So far in 2021, the clinics have been held in some beautiful locations across the U.K, such as Melton Mowbray, Aberdeen, Eggleston, and Llandovery, with the clinics are generously organised by committee members, group members and volunteers.
What can you expect from a Kelpie Clinic? Well Iain’s response to this question was simply “a bloody good laugh!” Iain added “You think you are the only one that has problems, but when you get out there you realise you aren’t.”
The clinics are run by Chairman Iain Muirhead, Vice Chairman Mike Jones and Secretary Nina Griffiths (the brains of the operation!!)
The clinics allow attendees to pick up new ideas, make new friends and hopefully go away with a dog that is going better than when you first started.
The clinics usually have the capacity to hold 10 dogs, with 2 of the committee training at once. 6 dogs are about the ideal number as that gives the team more time to build confidence with both the dog and the handler.
We asked Iain what kind of training takes place? Is it structured, informal, relaxed or one to one? His answer was “all of the above!”
They have a basic training set up in getting pups to “balance” the sheep.
This is the dog’s ability to place itself exactly where it needs to be to take control of the sheep without frightening them. They try to make the whole experience as fun as possible and give the dogs an abundance of praise.

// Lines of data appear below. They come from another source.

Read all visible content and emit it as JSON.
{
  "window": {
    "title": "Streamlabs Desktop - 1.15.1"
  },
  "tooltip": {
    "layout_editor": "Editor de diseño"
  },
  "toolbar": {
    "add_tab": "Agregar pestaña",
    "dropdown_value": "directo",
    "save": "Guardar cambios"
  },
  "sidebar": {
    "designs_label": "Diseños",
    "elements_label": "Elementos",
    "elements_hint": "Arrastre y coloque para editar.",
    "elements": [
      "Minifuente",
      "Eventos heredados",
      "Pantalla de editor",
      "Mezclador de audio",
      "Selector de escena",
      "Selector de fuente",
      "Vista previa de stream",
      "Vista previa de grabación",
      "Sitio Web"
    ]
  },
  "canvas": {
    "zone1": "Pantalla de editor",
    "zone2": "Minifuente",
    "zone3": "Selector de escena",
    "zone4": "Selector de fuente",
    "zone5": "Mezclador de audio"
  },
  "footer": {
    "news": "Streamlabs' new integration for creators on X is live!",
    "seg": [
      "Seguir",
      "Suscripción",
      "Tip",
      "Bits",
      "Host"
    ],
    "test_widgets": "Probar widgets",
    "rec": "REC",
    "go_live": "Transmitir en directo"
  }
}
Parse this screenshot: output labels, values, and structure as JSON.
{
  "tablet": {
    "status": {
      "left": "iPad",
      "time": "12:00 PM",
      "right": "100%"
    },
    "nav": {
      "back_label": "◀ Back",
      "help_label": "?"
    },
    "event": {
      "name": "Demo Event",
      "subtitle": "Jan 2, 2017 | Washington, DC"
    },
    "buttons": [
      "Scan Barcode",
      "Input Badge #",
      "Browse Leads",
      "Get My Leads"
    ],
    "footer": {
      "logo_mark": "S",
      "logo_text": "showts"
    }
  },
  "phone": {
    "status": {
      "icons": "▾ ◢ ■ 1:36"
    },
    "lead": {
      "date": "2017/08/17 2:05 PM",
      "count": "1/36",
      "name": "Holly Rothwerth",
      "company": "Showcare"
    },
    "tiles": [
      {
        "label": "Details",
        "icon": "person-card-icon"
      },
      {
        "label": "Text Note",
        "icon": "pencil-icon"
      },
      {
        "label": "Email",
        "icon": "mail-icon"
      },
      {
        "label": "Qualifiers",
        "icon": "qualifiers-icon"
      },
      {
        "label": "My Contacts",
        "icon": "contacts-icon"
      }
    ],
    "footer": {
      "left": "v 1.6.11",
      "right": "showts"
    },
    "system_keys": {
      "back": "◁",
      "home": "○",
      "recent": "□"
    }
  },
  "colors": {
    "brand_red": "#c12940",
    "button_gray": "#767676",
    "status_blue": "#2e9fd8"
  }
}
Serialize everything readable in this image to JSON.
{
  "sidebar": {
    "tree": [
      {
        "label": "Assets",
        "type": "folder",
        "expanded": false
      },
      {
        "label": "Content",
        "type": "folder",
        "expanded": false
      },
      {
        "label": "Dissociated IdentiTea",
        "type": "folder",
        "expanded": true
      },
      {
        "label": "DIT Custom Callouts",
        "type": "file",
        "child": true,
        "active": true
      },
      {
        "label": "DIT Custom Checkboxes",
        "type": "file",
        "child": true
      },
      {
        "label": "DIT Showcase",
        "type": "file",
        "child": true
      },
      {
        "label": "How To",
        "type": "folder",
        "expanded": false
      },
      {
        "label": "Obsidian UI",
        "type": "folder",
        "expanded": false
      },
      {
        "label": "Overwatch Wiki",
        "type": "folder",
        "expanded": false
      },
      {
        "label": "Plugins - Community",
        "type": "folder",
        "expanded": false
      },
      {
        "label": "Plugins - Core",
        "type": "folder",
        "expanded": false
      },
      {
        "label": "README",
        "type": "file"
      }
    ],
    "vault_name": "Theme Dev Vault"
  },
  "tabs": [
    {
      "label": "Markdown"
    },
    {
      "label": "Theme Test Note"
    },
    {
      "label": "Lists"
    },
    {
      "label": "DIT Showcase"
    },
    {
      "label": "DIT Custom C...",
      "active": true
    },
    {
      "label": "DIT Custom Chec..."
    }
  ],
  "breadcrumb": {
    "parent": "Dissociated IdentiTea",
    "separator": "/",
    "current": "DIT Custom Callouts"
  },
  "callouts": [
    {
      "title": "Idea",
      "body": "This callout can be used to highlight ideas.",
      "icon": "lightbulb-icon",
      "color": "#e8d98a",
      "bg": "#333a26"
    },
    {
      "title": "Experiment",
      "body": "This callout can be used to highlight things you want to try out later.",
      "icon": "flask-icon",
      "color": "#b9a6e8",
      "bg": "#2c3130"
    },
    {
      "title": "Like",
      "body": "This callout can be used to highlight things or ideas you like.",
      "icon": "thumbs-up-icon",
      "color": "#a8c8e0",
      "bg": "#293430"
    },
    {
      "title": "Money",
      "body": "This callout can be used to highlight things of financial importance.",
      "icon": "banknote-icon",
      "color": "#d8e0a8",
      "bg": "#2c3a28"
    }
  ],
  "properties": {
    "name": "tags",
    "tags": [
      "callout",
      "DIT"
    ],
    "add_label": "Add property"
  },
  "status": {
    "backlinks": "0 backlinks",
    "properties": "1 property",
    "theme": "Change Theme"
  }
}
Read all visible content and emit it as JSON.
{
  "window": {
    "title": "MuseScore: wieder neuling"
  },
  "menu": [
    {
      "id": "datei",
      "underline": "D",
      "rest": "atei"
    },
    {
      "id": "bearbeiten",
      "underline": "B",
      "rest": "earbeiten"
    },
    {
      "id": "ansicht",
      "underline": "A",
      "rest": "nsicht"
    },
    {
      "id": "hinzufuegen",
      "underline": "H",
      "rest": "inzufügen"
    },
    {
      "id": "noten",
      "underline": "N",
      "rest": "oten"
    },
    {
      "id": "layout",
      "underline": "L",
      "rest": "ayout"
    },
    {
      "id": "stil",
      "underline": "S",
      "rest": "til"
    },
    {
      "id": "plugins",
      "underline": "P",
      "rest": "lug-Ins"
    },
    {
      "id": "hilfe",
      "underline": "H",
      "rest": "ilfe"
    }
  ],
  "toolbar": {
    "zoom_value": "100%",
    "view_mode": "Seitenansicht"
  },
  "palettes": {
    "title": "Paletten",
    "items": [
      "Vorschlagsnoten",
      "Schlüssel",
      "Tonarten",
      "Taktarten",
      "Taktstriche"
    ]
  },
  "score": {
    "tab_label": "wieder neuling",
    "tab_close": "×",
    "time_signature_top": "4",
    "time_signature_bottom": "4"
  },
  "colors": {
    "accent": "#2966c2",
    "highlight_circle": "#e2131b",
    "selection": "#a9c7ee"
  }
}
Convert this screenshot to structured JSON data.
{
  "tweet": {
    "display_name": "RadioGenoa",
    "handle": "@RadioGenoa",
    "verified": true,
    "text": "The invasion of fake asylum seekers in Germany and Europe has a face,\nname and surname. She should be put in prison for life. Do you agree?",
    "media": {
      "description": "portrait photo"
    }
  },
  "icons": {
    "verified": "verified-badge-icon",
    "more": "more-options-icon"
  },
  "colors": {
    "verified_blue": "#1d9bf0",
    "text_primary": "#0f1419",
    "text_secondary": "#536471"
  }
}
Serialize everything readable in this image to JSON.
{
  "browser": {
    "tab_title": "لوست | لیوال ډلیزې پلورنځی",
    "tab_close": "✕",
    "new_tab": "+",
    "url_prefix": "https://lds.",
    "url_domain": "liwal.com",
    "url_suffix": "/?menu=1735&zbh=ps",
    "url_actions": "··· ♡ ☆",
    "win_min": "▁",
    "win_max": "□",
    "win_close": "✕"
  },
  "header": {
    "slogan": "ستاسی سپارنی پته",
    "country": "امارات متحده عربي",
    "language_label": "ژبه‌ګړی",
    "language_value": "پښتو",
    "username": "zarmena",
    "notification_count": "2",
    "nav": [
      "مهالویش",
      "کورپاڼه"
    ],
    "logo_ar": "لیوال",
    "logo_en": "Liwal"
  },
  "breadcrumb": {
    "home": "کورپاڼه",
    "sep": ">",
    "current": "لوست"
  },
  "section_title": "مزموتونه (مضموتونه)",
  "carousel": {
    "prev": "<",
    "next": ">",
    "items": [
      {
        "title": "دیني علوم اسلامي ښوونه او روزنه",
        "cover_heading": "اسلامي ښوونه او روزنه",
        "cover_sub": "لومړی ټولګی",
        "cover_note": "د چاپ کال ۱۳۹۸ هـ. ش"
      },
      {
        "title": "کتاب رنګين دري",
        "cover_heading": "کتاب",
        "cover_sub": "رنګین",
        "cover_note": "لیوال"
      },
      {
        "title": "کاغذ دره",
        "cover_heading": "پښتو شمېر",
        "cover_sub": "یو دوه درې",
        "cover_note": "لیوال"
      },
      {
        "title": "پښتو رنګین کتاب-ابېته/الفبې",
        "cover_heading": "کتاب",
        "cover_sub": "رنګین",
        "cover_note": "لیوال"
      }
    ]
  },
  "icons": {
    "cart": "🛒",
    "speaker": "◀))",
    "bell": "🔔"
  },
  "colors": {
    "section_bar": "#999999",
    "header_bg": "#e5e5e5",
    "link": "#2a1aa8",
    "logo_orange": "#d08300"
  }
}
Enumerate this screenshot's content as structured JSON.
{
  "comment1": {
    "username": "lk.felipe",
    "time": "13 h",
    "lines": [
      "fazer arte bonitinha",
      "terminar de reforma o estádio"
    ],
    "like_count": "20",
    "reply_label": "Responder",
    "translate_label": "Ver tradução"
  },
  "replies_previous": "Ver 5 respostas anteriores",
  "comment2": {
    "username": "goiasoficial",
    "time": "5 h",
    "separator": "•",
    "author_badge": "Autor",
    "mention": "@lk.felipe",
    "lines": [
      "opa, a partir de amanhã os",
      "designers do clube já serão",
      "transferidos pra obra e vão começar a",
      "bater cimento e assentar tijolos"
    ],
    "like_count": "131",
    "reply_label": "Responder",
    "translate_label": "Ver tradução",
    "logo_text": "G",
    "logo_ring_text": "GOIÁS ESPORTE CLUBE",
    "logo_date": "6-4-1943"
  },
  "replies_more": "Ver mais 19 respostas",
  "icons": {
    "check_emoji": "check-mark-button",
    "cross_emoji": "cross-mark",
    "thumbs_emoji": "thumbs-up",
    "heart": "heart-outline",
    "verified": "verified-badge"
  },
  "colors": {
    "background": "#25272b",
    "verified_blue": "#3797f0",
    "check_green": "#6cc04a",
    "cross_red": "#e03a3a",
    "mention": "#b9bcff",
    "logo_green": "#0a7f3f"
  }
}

Our next question for Iain was, what have been the highlights of the year so far for you with your involvement in the group?
“The meals out on the Saturday night!!!” Was his laughter filled reply.
“Meeting some genuinely nice people and all having a relax at the end of a busy day is wonderful; this is when we all get to know each other a bit better and enjoy a nice meal with a few drinks and get feedback on how the day has gone and also gain an insight into the everyday lives of the attendees, nothing could be better for me.”
Iain added “Aside from the jovial social side, the highlight for me this year has to be a dog called Ozzy. Ozzy is a Welsh Collie Cross Kelpie. He is a rescue dog that had been kept in a flat for the first 6 months of his life, so he had little or no experience of the outside world. As a result, his new owner was understandably cautious in bringing him along to a clinic “as new things blow his mind” she told me.
The emphasis of the group is based on allowing the Kelpie to work with its own natural ability and instinct, and did this young dog have it in bucket loads. Ozzy’s owner bravely bought him along to the clinic at Eggleston, and within a couple of hours of settling down, Ozzy was ready to take on the world. His natural ability shone through and to see a dog so happy in his work and life and to see the huge smile on his new owner’s face absolutely made the day for me. I couldn’t believe my eyes and still continue to rave about him now. He will be one I will be keeping my eye on to see how much he improves over the coming months and I will look forward on updating you all on his progress.”
If you are interested in the Kelpie association, or would like to register an interest in joining in one of the clinics, then all the information you need can be found on the website www.batwk.co.uk or email firstname.lastname@example.org
You can also follow us on Instagram @trueworkingkelpies
Established in 2018 by a group of likeminded individuals, BATWK are a not for profit, impartial organisation aiming to protect the quality of working kelpies here in the UK. They wish to promote the breed for the exceptional, versatile stock working dogs that they are and preserve the true stock working lines.